One or two packs of Piquet cards or German-suited cards are used (32 in each) ranking from Ace or Deuce down to Seven. Card values are: Ace/Deuce - 11, Ten - 10, King - 2, Queen and Jack - 1, Nine - 9, Eight - 8 and Seven - 7. The banker (banquier or bankhalter) places a fixed or variable stake, shuffles the cards well and has one of the punters or pointeurs cut them. He then deals just one card to each pointeur, face down, and takes one himself. The one oth the right of the banquier now 'buys' a card and either 'stays put' (bleibt) or takes another card, again deciding whether to stick or buy. If he goes 'bust' he is 'dead' (todt) and immediately pays his stake to the bank and throws his cards in, face down. The next pointeur now takes his turn and so on until all the pointeurs have either stuck or bust. Now the banquier looks at his card, buys another one and goes through the same process until he sticks or busts.

A pointeur who scores twenty-one in his first two cards is paid double his stake. Two Aces count as twenty-one for this purpose. Pointeurs who score the same or less than the banquier pay their stake to the bank. If the banquier scores twenty-one he wins double stakes from each pointeur unless the latter also has twenty-one in which case he only pays a single stake. If the banquier scores twenty-one in his first two cards, he receives a double stake from everyone else regardless of their scores.

Descendants[edit]

Pontoon[edit]

Pontoon is the British variant of Twenty-One. The name dates back to the First World War and is probably a corruption of 'Vontoon', which in turn derived from Vingt-Un, but the game is clearly much older. For example the rules by "Trumps" (1870) for Vingt-Un in a British card game manual already reflect the more elaborate rules of what later became known as Pontoon.[6]

Blackjack[edit]

Although the modern game of Blackjack has no fixed rules it has clearly developed in sophistication from Twenty-One. In addition to different terminology and payment systems, there are other nuances, such as splitting pairs, insurance and doubling down which add to the skill of the game.[14][15]

References[edit]

  1. ^ Fontbona 2008, p. 89.
  2. ^ Parlett 1990, p. 80.
  3. ^ von Schönfeld 1782, p. 52.
  4. ^ Krünitz 1854.
  5. ^ Kopp 1987, pp. 78-81.
  6. ^ a b Trumps 1870, pp. 12-18.
  7. ^ Kastner & Folkvord 2005, p. 30.
  8. ^ Scarne 1986.
  9. ^ _ 1817, pp. 161/162.
  10. ^ Raisson 1835, pp. 143-146.
  11. ^ a b Hoyle 1807, pp. 132-135.
  12. ^ _ 1858, p. 235.
  13. ^ Ulmann 1890, pp. 257/258.
  14. ^ Parlett 2008, pp. 594-597.
  15. ^ How to play: Blackjack at bicyclecards.com.
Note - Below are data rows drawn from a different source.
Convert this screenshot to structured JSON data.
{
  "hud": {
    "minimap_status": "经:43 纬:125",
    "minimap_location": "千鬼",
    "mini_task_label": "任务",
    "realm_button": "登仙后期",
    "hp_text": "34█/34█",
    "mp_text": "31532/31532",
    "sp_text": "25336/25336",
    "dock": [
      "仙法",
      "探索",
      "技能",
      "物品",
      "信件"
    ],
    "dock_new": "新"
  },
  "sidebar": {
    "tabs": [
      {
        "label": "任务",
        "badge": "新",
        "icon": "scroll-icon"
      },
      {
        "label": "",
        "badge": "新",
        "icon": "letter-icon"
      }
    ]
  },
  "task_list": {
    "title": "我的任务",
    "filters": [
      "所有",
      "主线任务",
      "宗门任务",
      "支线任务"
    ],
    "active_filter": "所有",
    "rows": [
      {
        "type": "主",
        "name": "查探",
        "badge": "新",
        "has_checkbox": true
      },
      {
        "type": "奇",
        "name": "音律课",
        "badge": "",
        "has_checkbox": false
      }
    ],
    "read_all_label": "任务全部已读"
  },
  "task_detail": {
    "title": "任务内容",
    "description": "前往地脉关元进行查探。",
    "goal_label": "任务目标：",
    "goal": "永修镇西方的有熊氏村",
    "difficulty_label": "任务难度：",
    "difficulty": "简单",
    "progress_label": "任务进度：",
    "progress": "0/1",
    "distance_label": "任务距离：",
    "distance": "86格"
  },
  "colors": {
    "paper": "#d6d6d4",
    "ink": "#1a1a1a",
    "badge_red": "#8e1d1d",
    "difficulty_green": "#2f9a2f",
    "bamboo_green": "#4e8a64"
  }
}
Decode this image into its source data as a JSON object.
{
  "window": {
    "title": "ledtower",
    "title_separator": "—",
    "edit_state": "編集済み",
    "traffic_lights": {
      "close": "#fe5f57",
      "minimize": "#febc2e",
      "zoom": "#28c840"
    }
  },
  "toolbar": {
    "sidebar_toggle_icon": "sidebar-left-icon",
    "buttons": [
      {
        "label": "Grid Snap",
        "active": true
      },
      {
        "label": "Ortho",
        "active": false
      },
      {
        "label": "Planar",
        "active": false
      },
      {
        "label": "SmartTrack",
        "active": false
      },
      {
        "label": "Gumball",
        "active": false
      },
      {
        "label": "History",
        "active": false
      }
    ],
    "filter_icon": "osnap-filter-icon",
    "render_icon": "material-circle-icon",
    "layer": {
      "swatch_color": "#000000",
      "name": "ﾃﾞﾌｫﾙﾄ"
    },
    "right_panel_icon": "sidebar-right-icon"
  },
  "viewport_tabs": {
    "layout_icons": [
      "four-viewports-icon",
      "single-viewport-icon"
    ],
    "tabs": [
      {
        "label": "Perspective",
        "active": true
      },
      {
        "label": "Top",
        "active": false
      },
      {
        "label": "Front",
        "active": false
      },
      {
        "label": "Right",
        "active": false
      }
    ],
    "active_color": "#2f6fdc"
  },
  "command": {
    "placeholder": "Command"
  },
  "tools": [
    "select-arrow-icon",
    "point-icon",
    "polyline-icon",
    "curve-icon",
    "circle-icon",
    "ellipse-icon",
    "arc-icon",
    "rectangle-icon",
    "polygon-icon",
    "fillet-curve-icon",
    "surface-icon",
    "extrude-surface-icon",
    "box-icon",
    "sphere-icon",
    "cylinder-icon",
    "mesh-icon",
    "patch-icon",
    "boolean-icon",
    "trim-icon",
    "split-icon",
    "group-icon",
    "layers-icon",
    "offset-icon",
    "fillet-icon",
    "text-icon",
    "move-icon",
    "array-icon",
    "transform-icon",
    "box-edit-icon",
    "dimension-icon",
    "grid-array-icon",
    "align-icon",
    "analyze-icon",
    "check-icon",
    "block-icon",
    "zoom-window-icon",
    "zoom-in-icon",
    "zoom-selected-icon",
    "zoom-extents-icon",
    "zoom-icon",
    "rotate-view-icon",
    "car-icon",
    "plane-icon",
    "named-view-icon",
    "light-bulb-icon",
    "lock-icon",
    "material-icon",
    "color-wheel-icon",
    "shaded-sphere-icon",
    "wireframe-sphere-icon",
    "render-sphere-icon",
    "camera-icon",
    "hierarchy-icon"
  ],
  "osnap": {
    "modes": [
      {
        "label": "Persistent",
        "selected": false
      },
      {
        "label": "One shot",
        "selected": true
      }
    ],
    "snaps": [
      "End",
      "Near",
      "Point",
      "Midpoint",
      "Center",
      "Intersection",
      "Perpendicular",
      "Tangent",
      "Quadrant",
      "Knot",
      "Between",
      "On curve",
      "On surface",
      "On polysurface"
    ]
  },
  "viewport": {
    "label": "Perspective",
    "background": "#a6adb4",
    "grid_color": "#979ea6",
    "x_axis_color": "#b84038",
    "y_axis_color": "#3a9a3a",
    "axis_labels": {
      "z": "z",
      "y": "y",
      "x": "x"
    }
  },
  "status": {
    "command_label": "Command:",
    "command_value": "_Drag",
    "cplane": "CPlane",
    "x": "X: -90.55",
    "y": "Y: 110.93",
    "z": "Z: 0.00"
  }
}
Retrieved 24 Mar 2019.

Literature[edit]

  • _. (1817). Petite académie des jeux. Marchands de Nouveautés, Paris.
  • Fontbona, Marc (2008). Historia del Juego en España. De la Hispania romana a nuestros días. Barcelona: Flor del Viento Ediciones. ISBN 978-84-96495-30-2.
  • Hoyle, Edmond (1807). Hoyle's Games of Whist, Quadrille, Piquet, Quinze, Vingt un.... Wynne, Boston.
  • Krünitz, J. G. (1854). Oekonomisch-technologische Encyklopädie, oder allgemeines System der Staats- Stadt- Haus- und Landwirthschaft und der Kunstgeschichte, Vol. 224: Viehzucht - Vinificator. Pauli, Berlin.
  • Parlett, David (1990). A History of Card Games, OUP, Oxford. ISBN 0-19-282905-X
  • Parlett, David (2008). The Penguin Book of Card Games, Penguin, London. ISBN 978-0-141-03787-5
  • Raisson, Horace Napoléon (1835). Académie des jeux: cotenant la manière de jouer les principaux jeux de cartes et de combinaison, Edme et Alexandre Picard, Paris.
  • Scarne, John (1986). Scarne's new complete guide to gambling (Fully rev., expanded , updated ed.). Simon & Schuster. ISBN 978-0671630638.
  • Ulmann, S. (1890). Das Buch der Familienspiele. A. Hartleben, Vienna, Munich and Pest.
  • von Schönfeld, Johann Ferdinand Edlen. (1782). Der Kinderfreund: Ein Wochenblatt. Drey und zwanzigster Theil, Part 23, 2nd edn. Prague.
  • Trumps (1870). Cassino, Vingt-Un, Brag, and All-Fours. Milner and Sowerby, London.